The mission statement of the UCSB Division of Student Affairs, the organization I work for, has not changed since 1996, as far as I can tell.  Earlier this evening, I was looking at the original website for the division I created in 1996 via Wayback Machine and noticed the exact mission statement we have on our website now.  While our core mission has remained constant, the ways our various units and the division conduct our business have changed throughout the years. Shaped by technological advances including the internet,  infrastructures (virtualization, storage, networks), development tools,  as well as budgetary constraints, mandates and the demands of our students,  I think it’s safe to say our organization went through (and still going through) a technology (r)evolution.  My organization, in my opinion, is an example of how an organization can evolve and keep up with trends while maintaining its mission. This is not to say that keeping up with the trends has not had its challenges and resistance, but guided by the principle of innovation set by our Vice Chancellor for Student Affairs Dr. Michael Young, we have been generally successful. When I started as a web developer in 1996, Dr. Young shared with me a principle I have used throughout my career. He told me “I’d rather have us moving forward and make mistakes along the way than to stagnate.” This is the same principle that has allowed our division to commit to technology as a key component of our division.

Throughout this period of transformation, I have seen the adoption of new technologies in virtually all aspects of our organization.  Just recently, I compiled a list of the systems (pdf – 4.55 mb) we have developed and implemented throughout the last 15 years along with some legacy mainframe applications we still support.  The more than 120+ information systems/web sites are products of a commitment towards technology that the leaders of our organizations made 15 years ago.  Some of the notable systems in our portfolio include:

  • Integrated electronic medical system consisting of several vendor solutions for  our student health service and counseling services
  • Enrollment management systems including online application status/statement of intent to register, electronic grades submission, academic progress, online application review, online catalog, course enrollment, document management system
  • Student services systems including disabled student program online system (notetaking, proctoring management), alcohol/drug program enrollment management, online advising notes system
  • Online events ticketing, recreation program integrated system including online course enrollment

A part of that commitment is to create a central computing department within the division which grew from approximately 5 staff to more than 40 today.

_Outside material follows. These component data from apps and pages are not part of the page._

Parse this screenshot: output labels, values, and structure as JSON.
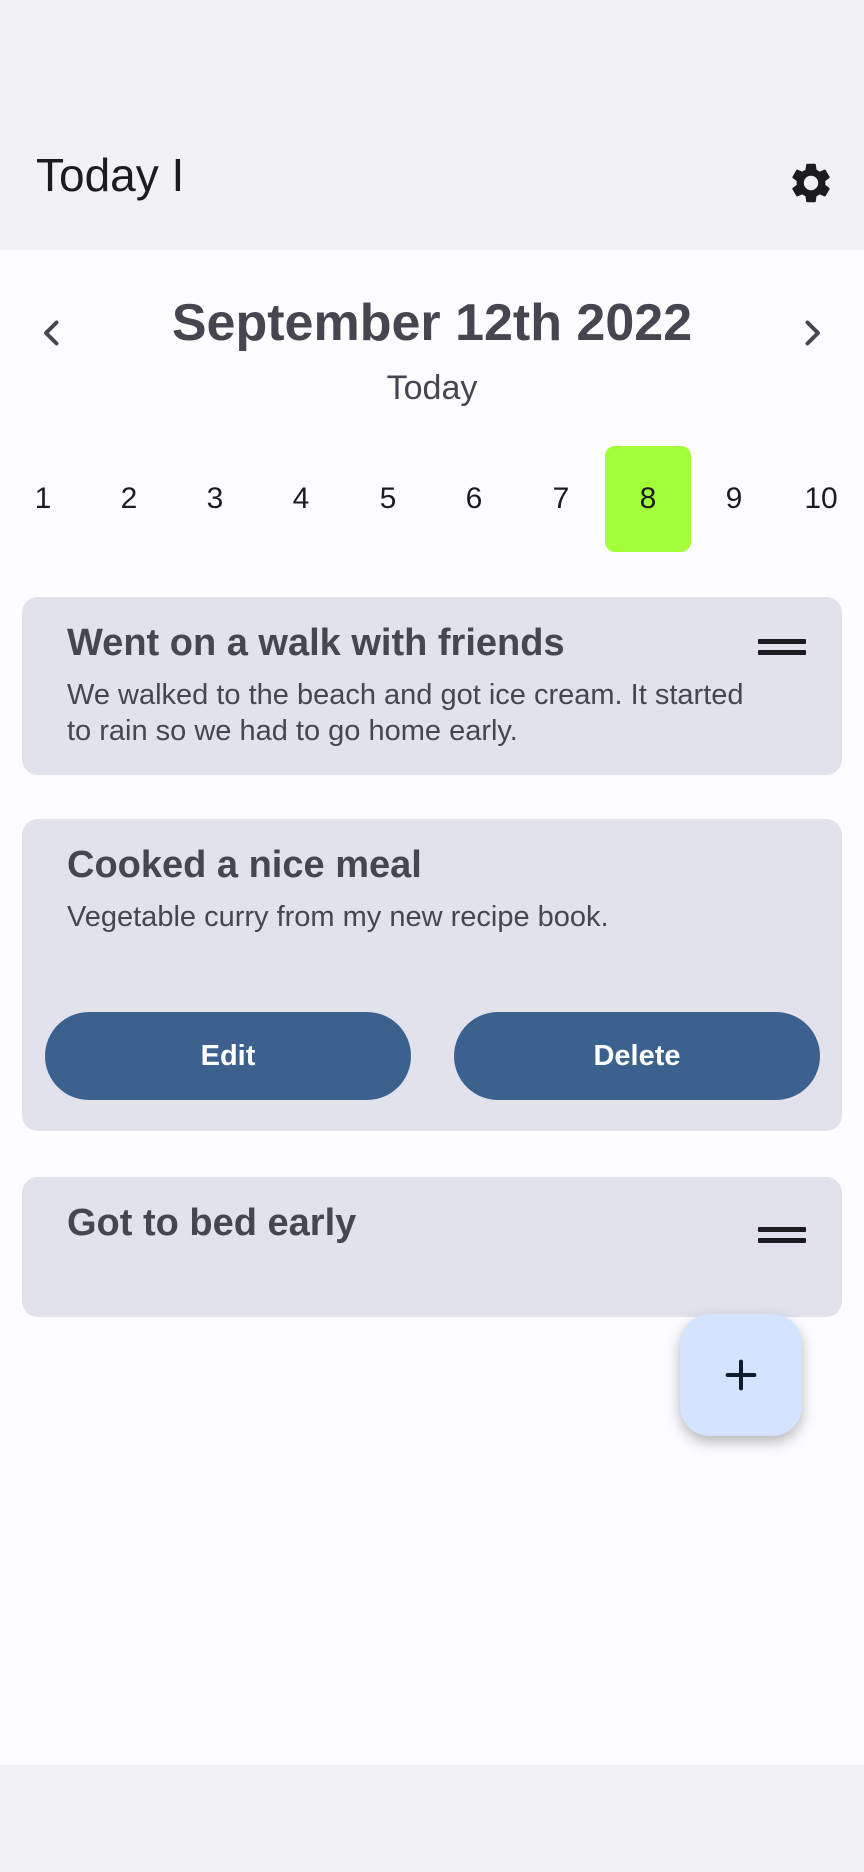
{
  "app_bar": {
    "title": "Today I",
    "settings_icon": "gear-icon"
  },
  "date_header": {
    "title": "September 12th 2022",
    "subtitle": "Today",
    "prev_icon": "chevron-left-icon",
    "next_icon": "chevron-right-icon"
  },
  "day_strip": {
    "days": [
      "1",
      "2",
      "3",
      "4",
      "5",
      "6",
      "7",
      "8",
      "9",
      "10"
    ],
    "selected": "8",
    "selected_color": "#a2ff3a"
  },
  "entries": [
    {
      "title": "Went on a walk with friends",
      "body": "We walked to the beach and got ice cream. It started to rain so we had to go home early.",
      "icon": "drag-handle-icon"
    },
    {
      "title": "Cooked a nice meal",
      "body": "Vegetable curry from my new recipe book.",
      "edit_label": "Edit",
      "delete_label": "Delete"
    },
    {
      "title": "Got to bed early",
      "icon": "drag-handle-icon"
    }
  ],
  "fab": {
    "icon": "plus-icon",
    "color": "#d4e3ff"
  },
  "colors": {
    "primary": "#3c618f",
    "card": "#e1e2eb",
    "text": "#45464f"
  }
}
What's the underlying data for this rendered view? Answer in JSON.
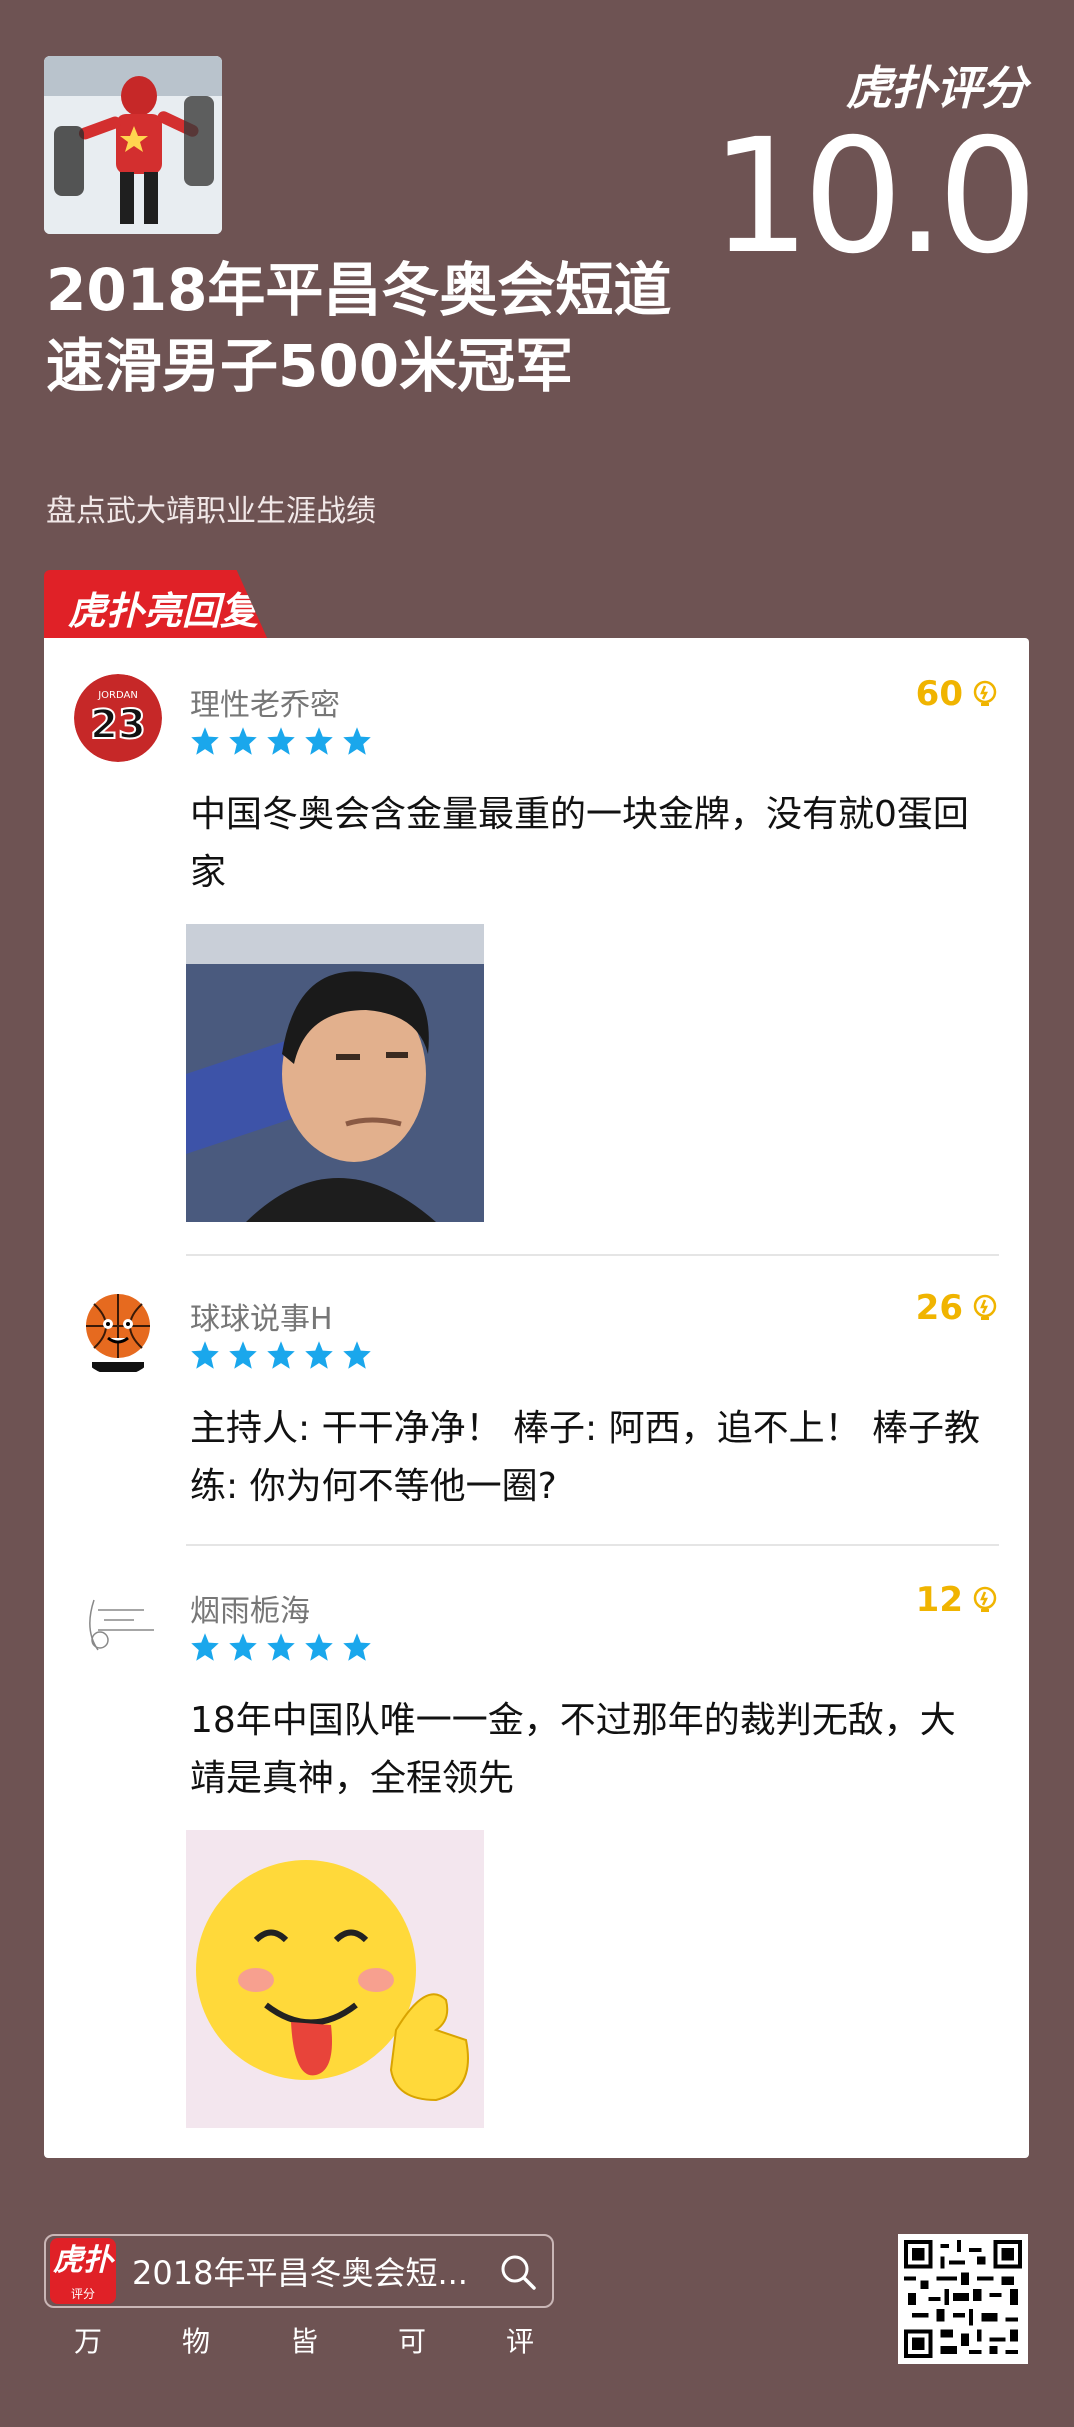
{
  "header": {
    "brand": "虎扑评分",
    "score": "10.0",
    "title": "2018年平昌冬奥会短道速滑男子500米冠军",
    "subtitle": "盘点武大靖职业生涯战绩",
    "thumbnail": "speed-skater-photo"
  },
  "section_tag": "虎扑亮回复",
  "comments": [
    {
      "user": "理性老乔密",
      "avatar": "jordan-23-jersey",
      "stars": 5,
      "likes": "60",
      "text": "中国冬奥会含金量最重的一块金牌，没有就0蛋回家",
      "image": "yao-ming-face-photo"
    },
    {
      "user": "球球说事H",
      "avatar": "basketball-cartoon",
      "stars": 5,
      "likes": "26",
      "text": "主持人: 干干净净！  棒子: 阿西，追不上！  棒子教练: 你为何不等他一圈?"
    },
    {
      "user": "烟雨栀海",
      "avatar": "sketch-drawing",
      "stars": 5,
      "likes": "12",
      "text": "18年中国队唯一一金，不过那年的裁判无敌，大靖是真神，全程领先",
      "image": "tongue-out-thumbs-up-emoji"
    }
  ],
  "footer": {
    "logo_text": "虎扑",
    "logo_sub": "评分",
    "search_text": "2018年平昌冬奥会短...",
    "slogan": [
      "万",
      "物",
      "皆",
      "可",
      "评"
    ],
    "qr": "qr-code"
  },
  "colors": {
    "background": "#6e5353",
    "accent_red": "#e02127",
    "star_blue": "#1aa7ec",
    "likes_gold": "#f0b400"
  }
}
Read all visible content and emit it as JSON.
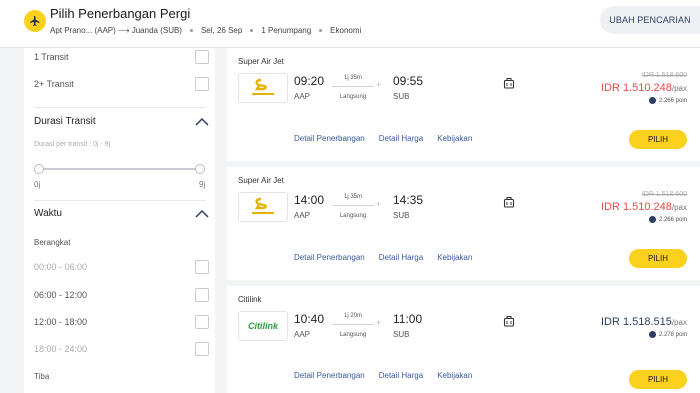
{
  "header": {
    "title": "Pilih Penerbangan Pergi",
    "route": "Apt Prano... (AAP) ⟶ Juanda (SUB)",
    "date": "Sel, 26 Sep",
    "passengers": "1 Penumpang",
    "cabin": "Ekonomi",
    "change_label": "UBAH PENCARIAN",
    "icon": "plane-icon"
  },
  "filter": {
    "transit_options": [
      {
        "label": "1 Transit"
      },
      {
        "label": "2+ Transit"
      }
    ],
    "duration": {
      "title": "Durasi Transit",
      "subtitle": "Durasi per transit : 0j - 9j",
      "min_label": "0j",
      "max_label": "9j"
    },
    "time": {
      "title": "Waktu",
      "depart_label": "Berangkat",
      "slots": [
        {
          "label": "00:00 - 06:00",
          "enabled": false
        },
        {
          "label": "06:00 - 12:00",
          "enabled": true
        },
        {
          "label": "12:00 - 18:00",
          "enabled": true
        },
        {
          "label": "18:00 - 24:00",
          "enabled": false
        }
      ],
      "arrive_label": "Tiba"
    }
  },
  "flights": [
    {
      "airline": "Super Air Jet",
      "logo": "SUPER AIR JET",
      "dep_time": "09:20",
      "dep_code": "AAP",
      "duration": "1j 35m",
      "stops": "Langsung",
      "arr_time": "09:55",
      "arr_code": "SUB",
      "old_price": "IDR 1.518.600",
      "price": "IDR 1.510.248",
      "per": "/pax",
      "points": "2.266 poin",
      "links": [
        "Detail Penerbangan",
        "Detail Harga",
        "Kebijakan"
      ],
      "select_label": "PILIH"
    },
    {
      "airline": "Super Air Jet",
      "logo": "SUPER AIR JET",
      "dep_time": "14:00",
      "dep_code": "AAP",
      "duration": "1j 35m",
      "stops": "Langsung",
      "arr_time": "14:35",
      "arr_code": "SUB",
      "old_price": "IDR 1.518.600",
      "price": "IDR 1.510.248",
      "per": "/pax",
      "points": "2.266 poin",
      "links": [
        "Detail Penerbangan",
        "Detail Harga",
        "Kebijakan"
      ],
      "select_label": "PILIH"
    },
    {
      "airline": "Citilink",
      "logo": "Citilink",
      "dep_time": "10:40",
      "dep_code": "AAP",
      "duration": "1j 20m",
      "stops": "Langsung",
      "arr_time": "11:00",
      "arr_code": "SUB",
      "price": "IDR 1.518.515",
      "per": "/pax",
      "points": "2.278 poin",
      "links": [
        "Detail Penerbangan",
        "Detail Harga",
        "Kebijakan"
      ],
      "select_label": "PILIH"
    }
  ],
  "colors": {
    "accent_yellow": "#fbd11d",
    "price_red": "#e74a4a",
    "navy": "#2d3d63",
    "link_blue": "#3a5a9e",
    "citilink_green": "#2d9c3b"
  }
}
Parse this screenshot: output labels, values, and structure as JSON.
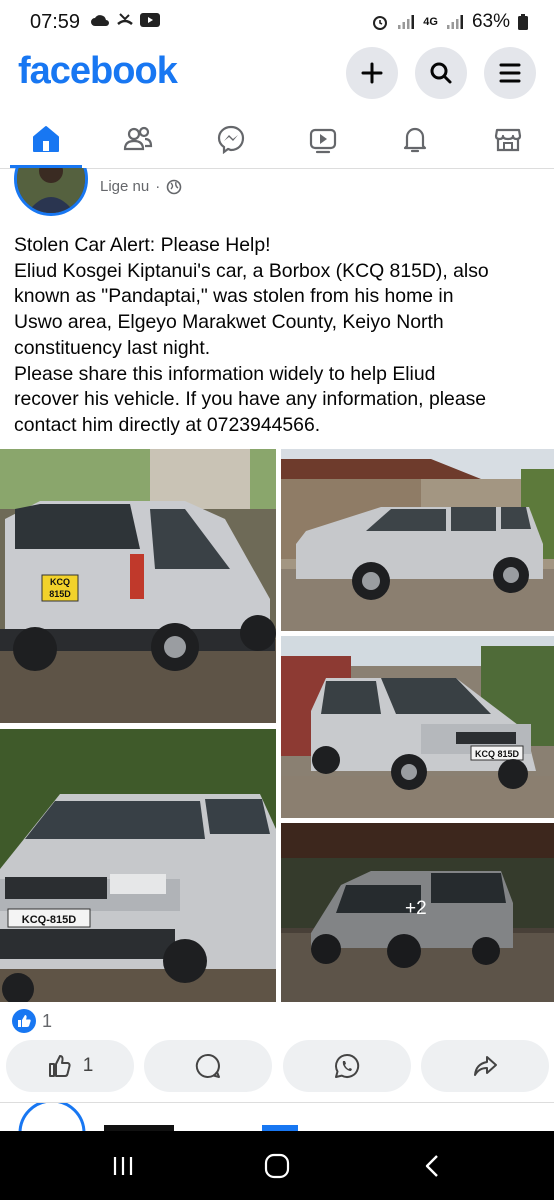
{
  "status_bar": {
    "time": "07:59",
    "battery": "63%",
    "network": "4G"
  },
  "header": {
    "logo": "facebook",
    "brand_color": "#1877f2",
    "buttons": [
      "plus-icon",
      "search-icon",
      "menu-icon"
    ]
  },
  "nav": {
    "active_tab": "home",
    "tabs": [
      "home-icon",
      "friends-icon",
      "messenger-icon",
      "video-icon",
      "bell-icon",
      "marketplace-icon"
    ]
  },
  "post": {
    "time": "Lige nu",
    "separator": "·",
    "lines": [
      "Stolen Car Alert: Please Help!",
      "Eliud Kosgei Kiptanui's car, a Borbox (KCQ 815D), also",
      "known as \"Pandaptai,\" was stolen from his home in",
      "Uswo area, Elgeyo Marakwet County, Keiyo North",
      "constituency last night.",
      "Please share this information widely to help Eliud",
      "recover his vehicle. If you have any information, please",
      "contact him directly at 0723944566."
    ],
    "photos": {
      "plates": [
        "KCQ 815D",
        "KCQ 815D",
        "KCQ-815D"
      ],
      "more_count": "+2"
    },
    "reaction_count": "1",
    "like_count": "1"
  }
}
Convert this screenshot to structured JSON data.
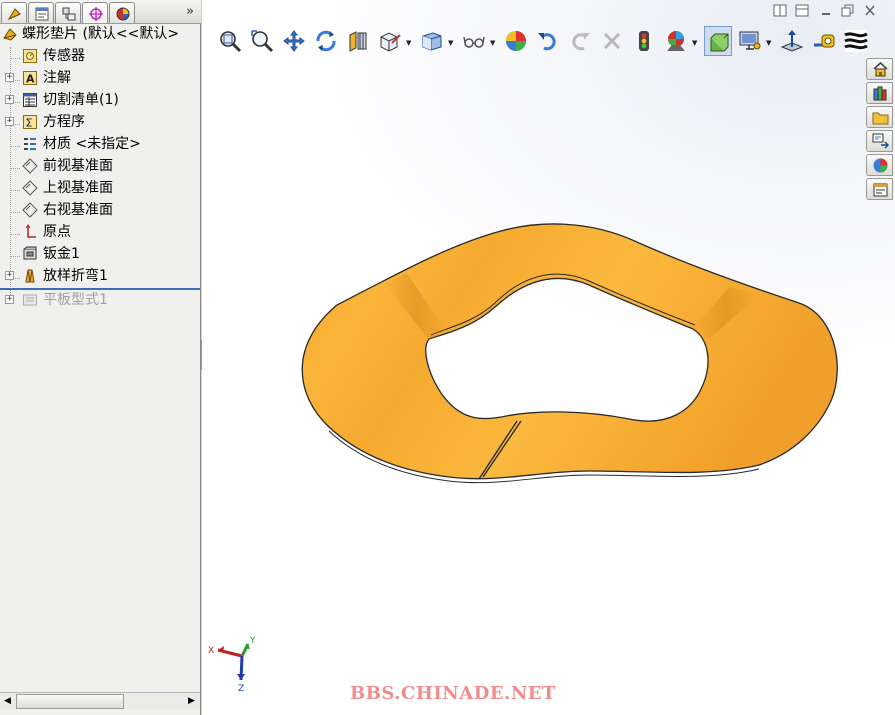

The organizational chart has changed several times throughout the years to respond to the changing priorities and needs.

As the trend towards greater adoption of consumer technologies (social media, cloud, mobile) in student affairs continues, along with the increasing budgetary constraints, changing student demographics and greater financial burdens to students, our organization is now having to adapt to the expectations of our socially networked and mobile students.  This requires a move towards social business, integrating social networking technologies as part of our business processes.  As it was in 1996 when web became a serious business tool in our organization, it took some time for the entire organization to recognize the value of the web. A conclusion I’ve come to given my experience throughout this technology (r)evolution is that the pace of innovation moves at the speed of the organization. Undoubtedly, our organization will continue to remain dynamic and accommodating to new trends consistent with our mission.